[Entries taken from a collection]
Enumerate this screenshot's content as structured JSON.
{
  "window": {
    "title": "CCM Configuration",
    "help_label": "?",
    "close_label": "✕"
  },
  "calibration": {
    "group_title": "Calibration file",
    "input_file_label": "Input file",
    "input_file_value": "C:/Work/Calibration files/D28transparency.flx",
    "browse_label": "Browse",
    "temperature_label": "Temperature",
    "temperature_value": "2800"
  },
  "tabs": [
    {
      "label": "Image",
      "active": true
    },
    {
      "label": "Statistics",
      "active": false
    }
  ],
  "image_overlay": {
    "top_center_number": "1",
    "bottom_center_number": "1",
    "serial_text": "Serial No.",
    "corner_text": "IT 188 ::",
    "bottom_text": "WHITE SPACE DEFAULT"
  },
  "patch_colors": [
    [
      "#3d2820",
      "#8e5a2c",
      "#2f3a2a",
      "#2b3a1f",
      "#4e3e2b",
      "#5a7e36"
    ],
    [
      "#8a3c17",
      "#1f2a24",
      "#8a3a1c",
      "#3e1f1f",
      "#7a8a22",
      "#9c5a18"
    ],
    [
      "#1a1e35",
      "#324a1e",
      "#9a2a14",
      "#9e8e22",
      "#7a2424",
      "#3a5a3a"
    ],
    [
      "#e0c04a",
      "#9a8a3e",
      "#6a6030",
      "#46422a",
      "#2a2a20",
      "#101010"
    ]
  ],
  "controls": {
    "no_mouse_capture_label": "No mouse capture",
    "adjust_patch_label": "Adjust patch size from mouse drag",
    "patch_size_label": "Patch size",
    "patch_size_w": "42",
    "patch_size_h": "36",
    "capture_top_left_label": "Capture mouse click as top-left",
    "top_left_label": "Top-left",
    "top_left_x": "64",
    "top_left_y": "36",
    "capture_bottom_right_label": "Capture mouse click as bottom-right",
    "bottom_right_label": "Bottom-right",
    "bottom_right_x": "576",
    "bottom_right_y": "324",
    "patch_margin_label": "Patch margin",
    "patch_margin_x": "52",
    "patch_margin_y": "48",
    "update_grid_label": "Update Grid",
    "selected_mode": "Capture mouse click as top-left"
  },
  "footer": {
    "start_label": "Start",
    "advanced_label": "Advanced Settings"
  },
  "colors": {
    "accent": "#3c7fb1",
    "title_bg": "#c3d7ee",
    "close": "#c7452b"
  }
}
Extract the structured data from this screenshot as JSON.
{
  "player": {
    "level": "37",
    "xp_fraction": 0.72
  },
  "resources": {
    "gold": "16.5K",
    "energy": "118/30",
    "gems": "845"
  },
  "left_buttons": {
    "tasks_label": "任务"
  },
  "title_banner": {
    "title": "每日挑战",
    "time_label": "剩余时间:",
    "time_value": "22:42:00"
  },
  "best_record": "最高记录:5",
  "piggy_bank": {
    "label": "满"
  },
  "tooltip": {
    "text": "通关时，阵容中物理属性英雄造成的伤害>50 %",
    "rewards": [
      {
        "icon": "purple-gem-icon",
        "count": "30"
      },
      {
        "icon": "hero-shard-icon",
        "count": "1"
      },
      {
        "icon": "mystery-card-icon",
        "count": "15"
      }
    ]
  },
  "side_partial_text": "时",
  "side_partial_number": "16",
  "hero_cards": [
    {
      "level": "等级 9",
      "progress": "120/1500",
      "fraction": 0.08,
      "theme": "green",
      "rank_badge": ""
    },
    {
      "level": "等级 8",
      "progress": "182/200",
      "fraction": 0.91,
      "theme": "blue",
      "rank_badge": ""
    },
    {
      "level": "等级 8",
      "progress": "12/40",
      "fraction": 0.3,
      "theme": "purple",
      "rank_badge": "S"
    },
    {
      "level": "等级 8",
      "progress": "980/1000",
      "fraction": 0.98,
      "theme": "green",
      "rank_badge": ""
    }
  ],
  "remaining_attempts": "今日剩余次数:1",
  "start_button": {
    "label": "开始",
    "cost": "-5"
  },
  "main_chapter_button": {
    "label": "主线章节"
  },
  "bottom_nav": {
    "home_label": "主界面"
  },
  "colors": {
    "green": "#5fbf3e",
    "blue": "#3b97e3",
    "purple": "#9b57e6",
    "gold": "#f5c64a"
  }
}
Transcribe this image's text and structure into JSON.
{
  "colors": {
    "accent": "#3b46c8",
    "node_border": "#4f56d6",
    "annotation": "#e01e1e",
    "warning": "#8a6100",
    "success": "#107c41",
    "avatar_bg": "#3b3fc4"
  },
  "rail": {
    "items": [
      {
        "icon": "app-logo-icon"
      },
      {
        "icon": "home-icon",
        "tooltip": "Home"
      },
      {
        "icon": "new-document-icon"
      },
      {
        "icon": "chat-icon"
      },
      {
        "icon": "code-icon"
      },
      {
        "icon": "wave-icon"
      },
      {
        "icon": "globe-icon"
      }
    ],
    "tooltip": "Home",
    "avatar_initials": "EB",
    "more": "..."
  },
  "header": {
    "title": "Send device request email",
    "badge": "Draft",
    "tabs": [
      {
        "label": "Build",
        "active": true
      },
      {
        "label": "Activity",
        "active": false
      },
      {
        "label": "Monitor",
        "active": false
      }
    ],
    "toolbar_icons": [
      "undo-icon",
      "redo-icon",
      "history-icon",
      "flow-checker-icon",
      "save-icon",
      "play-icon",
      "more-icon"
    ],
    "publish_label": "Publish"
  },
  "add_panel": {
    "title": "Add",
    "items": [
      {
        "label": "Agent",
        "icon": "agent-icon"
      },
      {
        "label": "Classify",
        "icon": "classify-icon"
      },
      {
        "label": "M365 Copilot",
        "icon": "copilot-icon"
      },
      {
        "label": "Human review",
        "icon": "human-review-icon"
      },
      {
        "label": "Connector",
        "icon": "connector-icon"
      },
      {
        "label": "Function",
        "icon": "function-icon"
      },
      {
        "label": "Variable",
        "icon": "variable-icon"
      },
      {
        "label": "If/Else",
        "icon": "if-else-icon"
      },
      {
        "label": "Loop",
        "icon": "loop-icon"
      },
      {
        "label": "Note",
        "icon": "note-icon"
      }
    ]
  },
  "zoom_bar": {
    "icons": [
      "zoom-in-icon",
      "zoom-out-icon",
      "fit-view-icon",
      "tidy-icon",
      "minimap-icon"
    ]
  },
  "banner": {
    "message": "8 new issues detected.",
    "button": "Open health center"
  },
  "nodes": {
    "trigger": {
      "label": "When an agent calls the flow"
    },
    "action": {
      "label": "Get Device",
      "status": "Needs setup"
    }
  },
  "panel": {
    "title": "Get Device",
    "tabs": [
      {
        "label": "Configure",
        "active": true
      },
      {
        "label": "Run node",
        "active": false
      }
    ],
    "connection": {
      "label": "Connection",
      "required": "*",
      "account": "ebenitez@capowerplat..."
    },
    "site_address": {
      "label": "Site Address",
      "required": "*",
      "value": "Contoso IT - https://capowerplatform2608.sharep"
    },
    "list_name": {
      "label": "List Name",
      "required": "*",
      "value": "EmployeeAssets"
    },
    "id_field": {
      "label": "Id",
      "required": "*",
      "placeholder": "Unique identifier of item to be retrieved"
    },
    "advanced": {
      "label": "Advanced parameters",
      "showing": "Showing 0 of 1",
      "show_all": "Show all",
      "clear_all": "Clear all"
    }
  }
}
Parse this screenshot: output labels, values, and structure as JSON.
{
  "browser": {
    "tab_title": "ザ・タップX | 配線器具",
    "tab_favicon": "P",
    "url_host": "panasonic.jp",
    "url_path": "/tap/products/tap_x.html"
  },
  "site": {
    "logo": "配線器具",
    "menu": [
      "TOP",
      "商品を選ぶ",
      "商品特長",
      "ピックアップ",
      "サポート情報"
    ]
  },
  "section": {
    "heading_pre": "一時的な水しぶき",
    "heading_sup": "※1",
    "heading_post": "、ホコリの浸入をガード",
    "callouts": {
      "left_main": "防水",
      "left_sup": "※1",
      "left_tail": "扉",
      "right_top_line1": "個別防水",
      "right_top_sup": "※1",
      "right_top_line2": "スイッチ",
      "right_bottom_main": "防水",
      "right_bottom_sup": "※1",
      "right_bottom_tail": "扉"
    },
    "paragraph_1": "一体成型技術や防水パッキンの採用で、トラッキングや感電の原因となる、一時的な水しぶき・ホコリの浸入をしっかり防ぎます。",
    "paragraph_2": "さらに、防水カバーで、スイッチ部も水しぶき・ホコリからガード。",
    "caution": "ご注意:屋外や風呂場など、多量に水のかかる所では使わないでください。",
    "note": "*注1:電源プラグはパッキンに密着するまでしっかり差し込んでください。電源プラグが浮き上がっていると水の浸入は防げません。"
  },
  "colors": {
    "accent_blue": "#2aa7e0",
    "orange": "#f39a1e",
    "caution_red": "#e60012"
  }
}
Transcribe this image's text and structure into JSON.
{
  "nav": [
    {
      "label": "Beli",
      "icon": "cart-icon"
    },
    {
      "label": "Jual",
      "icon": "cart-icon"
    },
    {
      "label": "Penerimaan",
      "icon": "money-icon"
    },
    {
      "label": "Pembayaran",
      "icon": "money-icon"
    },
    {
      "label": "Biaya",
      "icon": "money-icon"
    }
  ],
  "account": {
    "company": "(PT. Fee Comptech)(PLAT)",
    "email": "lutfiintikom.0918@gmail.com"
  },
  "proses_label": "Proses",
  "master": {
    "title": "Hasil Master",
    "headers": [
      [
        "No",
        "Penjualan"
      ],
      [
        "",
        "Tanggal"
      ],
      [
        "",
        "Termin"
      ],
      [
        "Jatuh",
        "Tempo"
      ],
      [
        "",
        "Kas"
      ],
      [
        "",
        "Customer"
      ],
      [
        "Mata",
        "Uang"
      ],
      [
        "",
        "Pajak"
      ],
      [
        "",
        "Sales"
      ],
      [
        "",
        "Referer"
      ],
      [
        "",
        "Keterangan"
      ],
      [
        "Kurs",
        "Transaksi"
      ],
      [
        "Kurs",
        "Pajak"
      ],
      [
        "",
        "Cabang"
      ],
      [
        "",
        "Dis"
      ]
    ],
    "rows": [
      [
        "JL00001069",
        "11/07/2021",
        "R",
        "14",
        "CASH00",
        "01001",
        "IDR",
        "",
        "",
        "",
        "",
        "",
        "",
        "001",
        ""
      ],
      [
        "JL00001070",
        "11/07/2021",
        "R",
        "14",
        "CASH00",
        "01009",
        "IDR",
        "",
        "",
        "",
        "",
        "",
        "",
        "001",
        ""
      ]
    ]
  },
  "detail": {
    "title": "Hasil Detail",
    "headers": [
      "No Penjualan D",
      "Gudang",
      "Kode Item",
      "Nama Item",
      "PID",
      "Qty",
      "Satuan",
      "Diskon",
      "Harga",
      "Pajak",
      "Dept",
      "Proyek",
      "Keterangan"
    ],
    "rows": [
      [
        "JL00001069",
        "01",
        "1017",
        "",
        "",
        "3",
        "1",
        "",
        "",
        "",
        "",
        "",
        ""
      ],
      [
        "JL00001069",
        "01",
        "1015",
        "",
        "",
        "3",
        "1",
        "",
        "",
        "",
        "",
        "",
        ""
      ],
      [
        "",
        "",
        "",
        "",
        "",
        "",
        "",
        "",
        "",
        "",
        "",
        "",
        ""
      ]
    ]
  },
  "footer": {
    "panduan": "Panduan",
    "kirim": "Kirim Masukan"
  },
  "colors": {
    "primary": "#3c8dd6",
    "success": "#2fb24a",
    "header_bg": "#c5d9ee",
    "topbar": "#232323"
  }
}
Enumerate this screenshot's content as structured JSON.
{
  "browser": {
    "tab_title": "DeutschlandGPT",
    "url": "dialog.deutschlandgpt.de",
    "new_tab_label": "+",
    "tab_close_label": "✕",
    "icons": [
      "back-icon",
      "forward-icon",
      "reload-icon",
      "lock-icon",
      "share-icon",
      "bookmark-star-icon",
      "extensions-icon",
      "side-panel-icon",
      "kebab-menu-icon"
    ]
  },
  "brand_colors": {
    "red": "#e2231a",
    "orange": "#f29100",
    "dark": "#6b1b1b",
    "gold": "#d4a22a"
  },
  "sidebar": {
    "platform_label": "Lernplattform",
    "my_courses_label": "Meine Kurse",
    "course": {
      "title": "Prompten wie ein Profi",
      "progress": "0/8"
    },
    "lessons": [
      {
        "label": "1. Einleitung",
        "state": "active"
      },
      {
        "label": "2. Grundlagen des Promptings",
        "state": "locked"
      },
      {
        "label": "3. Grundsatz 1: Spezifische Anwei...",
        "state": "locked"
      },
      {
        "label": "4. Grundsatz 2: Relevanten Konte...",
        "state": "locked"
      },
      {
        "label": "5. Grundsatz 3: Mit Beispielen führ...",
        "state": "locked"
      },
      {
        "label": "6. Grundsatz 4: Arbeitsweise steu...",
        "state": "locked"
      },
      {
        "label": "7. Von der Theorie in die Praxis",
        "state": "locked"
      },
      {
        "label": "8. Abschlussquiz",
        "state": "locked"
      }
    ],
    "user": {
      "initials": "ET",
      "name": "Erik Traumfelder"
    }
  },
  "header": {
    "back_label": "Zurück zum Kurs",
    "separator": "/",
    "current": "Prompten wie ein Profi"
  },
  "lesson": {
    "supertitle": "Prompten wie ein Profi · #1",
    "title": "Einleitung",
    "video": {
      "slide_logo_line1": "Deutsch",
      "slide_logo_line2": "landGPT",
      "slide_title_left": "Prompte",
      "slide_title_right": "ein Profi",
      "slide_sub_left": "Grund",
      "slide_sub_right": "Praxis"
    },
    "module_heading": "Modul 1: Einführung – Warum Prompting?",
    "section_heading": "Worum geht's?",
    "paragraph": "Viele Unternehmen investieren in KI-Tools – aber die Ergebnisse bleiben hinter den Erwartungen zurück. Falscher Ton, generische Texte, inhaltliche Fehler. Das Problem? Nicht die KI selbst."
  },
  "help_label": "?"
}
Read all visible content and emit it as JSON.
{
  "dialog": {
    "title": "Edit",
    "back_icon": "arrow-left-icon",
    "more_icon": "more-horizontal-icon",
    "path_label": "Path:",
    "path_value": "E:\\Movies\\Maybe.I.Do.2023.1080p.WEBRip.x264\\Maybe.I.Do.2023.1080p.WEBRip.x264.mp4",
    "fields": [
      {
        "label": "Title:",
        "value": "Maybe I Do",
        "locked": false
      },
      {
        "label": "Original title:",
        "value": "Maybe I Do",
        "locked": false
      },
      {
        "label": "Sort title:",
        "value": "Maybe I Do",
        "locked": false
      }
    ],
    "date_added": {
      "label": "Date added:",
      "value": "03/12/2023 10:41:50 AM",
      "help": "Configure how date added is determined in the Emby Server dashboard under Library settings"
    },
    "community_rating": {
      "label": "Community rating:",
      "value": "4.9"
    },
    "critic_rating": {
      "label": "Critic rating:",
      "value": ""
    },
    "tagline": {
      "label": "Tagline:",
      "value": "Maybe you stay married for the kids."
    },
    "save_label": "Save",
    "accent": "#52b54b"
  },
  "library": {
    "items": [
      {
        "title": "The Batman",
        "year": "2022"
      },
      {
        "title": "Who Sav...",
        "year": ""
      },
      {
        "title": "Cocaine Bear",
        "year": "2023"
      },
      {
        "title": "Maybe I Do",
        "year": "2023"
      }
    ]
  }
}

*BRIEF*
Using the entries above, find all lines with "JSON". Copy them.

*OUTPUT OF THE EXERCISE*
Enumerate this screenshot's content as structured JSON.
Extract the structured data from this screenshot as JSON.
Transcribe this image's text and structure into JSON.
Parse this screenshot: output labels, values, and structure as JSON.
Transcribe this image's text and structure into JSON.
Enumerate this screenshot's content as structured JSON.
Read all visible content and emit it as JSON.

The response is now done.